Ms May and Jeremy Corbyn like to suggest that their own commitment to decentralising power is something new. But every government since 1945 has supported relocating bits of the civil service and other central institutions to the provinces.
Even every radical’s favourite new idea of moving Parliament to another part of the country is classic decentralisation, taking a great national institution and placing it elsewhere.
But the record of decentralisation is chequered at best. The decision to move the Office for National Statistics (ONS) to Newport in Wales seems to have run into all sorts of difficulties, with the service struggling to persuade its senior staff to move or to recruit local people with the right skills to replace them.
Even the move of the BBC to Salford, generally rated a success, has had limited impact on the local economy, according to the Centre for Cities. The truth is 80 of UK jobs are in the private sector, so moving public sector jobs around is going to have limited impact.
New research by the Centre for London, published this month, reveals that Londoners aren’t persuaded by the case for decentralisation. Perhaps more surprisingly, it finds that rest of the country isn’t either.
When given a list of 10 institutions to move out of London to ‘make the UK a fairer place’ – including Parliament, the civil service, national galleries and museums – 40% of Britons outside London said ‘none of these’. Even the most popular choice, moving the civil service, is only supported by 20% of non-Londoners.

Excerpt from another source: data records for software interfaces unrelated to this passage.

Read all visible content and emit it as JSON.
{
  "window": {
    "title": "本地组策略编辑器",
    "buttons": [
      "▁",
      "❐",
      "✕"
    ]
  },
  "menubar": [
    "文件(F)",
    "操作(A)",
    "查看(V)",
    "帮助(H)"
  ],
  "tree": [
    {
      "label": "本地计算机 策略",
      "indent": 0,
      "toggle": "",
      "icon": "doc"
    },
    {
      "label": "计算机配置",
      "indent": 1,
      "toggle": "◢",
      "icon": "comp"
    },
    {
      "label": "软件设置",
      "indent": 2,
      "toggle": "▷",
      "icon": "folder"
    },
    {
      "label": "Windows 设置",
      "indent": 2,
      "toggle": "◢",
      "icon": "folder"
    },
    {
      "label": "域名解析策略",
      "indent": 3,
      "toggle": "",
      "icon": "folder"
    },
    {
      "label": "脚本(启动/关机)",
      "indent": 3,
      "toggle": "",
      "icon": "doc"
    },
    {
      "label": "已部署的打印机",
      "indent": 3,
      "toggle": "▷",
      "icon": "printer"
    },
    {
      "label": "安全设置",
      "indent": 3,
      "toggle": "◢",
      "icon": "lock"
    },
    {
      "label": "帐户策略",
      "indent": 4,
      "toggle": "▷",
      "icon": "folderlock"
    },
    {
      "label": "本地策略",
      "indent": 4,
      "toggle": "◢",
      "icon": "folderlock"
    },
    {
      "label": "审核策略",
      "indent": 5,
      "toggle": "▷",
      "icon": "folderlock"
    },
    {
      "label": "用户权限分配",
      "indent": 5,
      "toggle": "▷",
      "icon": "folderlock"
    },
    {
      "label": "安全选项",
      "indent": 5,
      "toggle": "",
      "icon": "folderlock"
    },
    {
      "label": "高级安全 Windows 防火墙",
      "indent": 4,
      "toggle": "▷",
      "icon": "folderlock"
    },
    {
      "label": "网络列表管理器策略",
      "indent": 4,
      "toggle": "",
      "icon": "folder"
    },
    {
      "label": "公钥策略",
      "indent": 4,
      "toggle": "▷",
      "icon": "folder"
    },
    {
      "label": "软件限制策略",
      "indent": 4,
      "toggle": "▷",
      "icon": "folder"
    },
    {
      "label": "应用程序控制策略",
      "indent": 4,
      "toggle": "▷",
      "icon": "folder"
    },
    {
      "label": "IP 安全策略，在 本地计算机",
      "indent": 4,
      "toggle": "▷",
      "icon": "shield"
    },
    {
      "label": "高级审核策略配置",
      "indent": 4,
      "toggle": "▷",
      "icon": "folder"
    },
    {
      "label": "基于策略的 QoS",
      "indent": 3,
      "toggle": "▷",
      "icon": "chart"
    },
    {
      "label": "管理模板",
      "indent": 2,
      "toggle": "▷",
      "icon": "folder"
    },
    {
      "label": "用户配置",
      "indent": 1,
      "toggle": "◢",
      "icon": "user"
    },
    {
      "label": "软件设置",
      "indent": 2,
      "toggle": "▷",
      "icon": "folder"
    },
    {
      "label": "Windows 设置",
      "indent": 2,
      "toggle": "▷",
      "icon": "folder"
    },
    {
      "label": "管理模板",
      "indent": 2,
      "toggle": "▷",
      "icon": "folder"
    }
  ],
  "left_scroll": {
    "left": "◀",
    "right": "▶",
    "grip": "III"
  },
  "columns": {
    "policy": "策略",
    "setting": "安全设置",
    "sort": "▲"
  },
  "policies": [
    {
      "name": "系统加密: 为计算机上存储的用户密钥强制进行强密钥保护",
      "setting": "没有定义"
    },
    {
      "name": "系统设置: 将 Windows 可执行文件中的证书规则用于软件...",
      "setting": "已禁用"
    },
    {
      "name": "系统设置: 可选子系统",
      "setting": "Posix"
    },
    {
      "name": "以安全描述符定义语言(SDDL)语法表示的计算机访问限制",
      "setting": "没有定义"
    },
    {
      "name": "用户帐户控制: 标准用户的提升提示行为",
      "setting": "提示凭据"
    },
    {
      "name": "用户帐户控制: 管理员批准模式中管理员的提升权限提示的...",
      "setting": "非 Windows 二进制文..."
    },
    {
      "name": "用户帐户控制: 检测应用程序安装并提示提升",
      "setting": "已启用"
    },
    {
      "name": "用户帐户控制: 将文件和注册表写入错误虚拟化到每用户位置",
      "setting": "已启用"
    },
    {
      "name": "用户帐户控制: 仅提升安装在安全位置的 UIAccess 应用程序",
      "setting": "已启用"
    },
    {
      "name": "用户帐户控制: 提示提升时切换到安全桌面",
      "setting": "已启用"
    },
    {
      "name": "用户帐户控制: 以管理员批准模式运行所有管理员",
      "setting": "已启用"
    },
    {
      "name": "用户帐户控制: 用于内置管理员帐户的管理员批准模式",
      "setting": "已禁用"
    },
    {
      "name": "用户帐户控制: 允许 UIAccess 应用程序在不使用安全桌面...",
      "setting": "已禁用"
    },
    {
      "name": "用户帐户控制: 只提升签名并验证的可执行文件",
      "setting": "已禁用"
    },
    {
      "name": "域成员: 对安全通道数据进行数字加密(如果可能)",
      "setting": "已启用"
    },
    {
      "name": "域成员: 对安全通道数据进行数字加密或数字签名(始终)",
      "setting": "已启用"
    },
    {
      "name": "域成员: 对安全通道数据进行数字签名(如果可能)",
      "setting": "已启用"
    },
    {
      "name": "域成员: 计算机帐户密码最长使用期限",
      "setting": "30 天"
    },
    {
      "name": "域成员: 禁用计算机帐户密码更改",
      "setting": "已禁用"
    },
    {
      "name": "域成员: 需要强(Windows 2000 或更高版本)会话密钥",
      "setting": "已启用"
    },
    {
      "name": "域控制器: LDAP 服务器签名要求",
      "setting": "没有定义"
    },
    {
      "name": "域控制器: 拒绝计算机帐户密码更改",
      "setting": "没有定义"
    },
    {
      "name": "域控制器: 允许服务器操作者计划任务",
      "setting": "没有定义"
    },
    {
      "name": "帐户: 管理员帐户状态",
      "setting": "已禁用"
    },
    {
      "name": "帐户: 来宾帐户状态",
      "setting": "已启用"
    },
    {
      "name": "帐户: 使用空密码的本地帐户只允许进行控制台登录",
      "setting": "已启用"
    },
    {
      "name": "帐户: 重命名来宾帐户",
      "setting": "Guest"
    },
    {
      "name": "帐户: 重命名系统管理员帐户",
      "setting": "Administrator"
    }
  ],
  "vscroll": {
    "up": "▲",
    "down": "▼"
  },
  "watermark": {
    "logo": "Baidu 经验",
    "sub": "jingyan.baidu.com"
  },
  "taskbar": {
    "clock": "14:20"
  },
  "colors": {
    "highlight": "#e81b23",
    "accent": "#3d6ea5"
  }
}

Our interviews with city and business leaders outside the capital revealed that some were in favour of moving more civil servants out, and that some saw the lack of progress on this front as a sign that government isn’t following through. Others didn’t see the point. Almost all wanted more powers locally.
Polling and our conversations reveal strong demand for transformative devolution across the country. Rightly so. The UK’s places are if anything growing more unalike. A seaside town with an ageing population and high unemployment faces different challenges from a university city with escalating house prices or a global capital like London.
The lack of self-government in these places makes it almost impossible for them to develop creative, joined-up and tailored solutions. Our towns and cities are full of enterprising people, with a deep understanding of their local areas, eager to help make them better but without the power to do so.
A radical programme of devolution, not decentralisation is the right response to our overmighty central state.
Ben Rogers, director, Centre for London